Arguably one of the two greatest twentieth century English writers on food (the other being Elizabeth David), Jane Grigson ( 1928 – 1990) was the subject of this intriguing etching by the artist Jack Daniel, who knew her in the early fifties when she was living in west London as a young picture researcher working for the publisher George Rainbird.
The etching, which is signed by Daniel and dated retrospectively ‘1955’ was given to me by the artist when I met him about 20 years ago at his home. I was researching the life of Jane’s husband, the poet and critic Geoffrey Grigson, and had somehow discovered Daniel’s address. I found him very friendly and forthcoming about Jane and Geoffrey, whom she had met while he was editing the encyclopaedia People, Places, Things and Ideas for George Rainbird. He was particularly informative about their early relationship (they met when Geoffrey was already married) and just before I left, he sought out one of his portfolios and fished out this etching. It must have meant much to him, considering he had kept it for over forty years.

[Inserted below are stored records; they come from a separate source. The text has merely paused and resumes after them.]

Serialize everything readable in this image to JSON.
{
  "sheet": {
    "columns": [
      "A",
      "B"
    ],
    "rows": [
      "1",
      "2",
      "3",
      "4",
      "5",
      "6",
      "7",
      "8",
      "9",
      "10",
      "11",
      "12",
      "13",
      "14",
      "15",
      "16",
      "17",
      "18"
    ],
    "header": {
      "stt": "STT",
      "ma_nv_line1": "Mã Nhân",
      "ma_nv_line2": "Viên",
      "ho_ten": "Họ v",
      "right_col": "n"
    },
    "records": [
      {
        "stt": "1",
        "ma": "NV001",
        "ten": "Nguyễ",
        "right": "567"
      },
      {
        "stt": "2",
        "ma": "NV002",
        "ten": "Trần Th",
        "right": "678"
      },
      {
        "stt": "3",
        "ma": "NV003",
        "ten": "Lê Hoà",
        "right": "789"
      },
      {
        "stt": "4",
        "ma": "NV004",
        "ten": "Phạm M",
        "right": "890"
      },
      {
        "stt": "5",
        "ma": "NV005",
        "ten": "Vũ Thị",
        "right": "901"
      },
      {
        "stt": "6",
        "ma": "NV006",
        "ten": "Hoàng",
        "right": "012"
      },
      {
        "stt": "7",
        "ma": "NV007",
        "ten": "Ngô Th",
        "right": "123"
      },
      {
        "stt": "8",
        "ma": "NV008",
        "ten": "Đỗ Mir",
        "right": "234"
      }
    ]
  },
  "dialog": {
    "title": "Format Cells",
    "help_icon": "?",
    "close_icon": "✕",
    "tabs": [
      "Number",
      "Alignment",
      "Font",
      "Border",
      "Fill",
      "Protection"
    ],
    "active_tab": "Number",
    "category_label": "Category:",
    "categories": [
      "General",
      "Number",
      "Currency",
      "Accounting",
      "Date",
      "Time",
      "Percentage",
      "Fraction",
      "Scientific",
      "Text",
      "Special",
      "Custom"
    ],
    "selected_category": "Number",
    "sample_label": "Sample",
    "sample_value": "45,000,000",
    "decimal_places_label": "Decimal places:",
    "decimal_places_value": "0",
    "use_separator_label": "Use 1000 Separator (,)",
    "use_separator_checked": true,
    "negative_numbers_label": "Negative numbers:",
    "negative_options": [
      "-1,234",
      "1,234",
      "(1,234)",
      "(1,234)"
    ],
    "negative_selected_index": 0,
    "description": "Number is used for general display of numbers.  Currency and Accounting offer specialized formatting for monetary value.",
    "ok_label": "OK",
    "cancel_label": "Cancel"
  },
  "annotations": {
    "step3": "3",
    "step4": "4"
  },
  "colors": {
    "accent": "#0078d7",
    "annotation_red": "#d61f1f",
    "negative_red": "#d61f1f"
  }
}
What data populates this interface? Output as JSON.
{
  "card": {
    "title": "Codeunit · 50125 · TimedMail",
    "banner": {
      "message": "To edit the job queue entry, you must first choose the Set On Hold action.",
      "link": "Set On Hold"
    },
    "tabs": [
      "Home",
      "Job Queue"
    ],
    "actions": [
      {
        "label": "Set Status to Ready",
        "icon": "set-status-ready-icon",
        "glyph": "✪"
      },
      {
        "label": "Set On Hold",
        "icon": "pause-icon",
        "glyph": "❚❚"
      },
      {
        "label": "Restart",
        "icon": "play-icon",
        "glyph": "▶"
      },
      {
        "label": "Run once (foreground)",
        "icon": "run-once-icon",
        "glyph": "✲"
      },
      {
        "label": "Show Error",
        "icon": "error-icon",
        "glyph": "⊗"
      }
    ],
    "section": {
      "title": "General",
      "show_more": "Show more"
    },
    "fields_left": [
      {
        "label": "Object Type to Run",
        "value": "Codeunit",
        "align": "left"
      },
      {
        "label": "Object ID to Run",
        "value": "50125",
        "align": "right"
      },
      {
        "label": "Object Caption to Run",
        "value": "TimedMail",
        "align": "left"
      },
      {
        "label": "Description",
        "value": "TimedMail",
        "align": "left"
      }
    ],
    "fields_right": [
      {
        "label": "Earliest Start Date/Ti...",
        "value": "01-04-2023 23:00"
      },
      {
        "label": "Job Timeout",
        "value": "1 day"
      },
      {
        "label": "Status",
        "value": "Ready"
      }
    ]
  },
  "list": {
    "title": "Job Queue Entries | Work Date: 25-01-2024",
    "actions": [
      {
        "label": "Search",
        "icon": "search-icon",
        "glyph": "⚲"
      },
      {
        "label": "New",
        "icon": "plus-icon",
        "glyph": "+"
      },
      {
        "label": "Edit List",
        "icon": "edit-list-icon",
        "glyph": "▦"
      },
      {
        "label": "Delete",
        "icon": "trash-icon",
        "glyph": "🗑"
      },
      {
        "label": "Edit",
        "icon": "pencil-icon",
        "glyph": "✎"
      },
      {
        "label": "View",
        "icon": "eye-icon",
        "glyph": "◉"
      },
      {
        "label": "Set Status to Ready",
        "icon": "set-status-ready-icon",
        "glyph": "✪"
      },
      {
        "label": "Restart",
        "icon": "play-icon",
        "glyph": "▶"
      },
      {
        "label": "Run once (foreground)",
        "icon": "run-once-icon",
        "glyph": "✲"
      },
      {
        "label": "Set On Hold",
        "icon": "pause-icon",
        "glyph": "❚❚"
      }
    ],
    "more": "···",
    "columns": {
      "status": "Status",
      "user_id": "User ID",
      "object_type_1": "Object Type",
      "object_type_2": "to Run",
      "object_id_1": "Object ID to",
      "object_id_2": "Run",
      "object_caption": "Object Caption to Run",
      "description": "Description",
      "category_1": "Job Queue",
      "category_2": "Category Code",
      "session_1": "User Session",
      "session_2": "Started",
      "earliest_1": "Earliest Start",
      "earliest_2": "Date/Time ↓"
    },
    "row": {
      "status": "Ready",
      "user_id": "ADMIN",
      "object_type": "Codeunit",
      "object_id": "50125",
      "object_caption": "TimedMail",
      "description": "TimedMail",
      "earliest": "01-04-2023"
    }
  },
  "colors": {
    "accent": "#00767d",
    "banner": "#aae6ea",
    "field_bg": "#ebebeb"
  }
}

I seem to recall that Daniel shared part of the house with Jane, who is depicted working at a table in her flat, next to a window through which can be seen the rooftops and chimney pots of neighbouring houses. She seems to be writing something—probably nothing to do with gastronomy, for she had yet to specialise in this field. Indeed, it was a chance meeting with an archaeologist living in one of the cave houses at Troo, on the Loir near Vendome, that propelled her into this new career. She took over his research and the book which resulted from it was published in 1966 as the famous Charcuterie and French Pork Cookery. With this her future was assured. [R.M.Healey]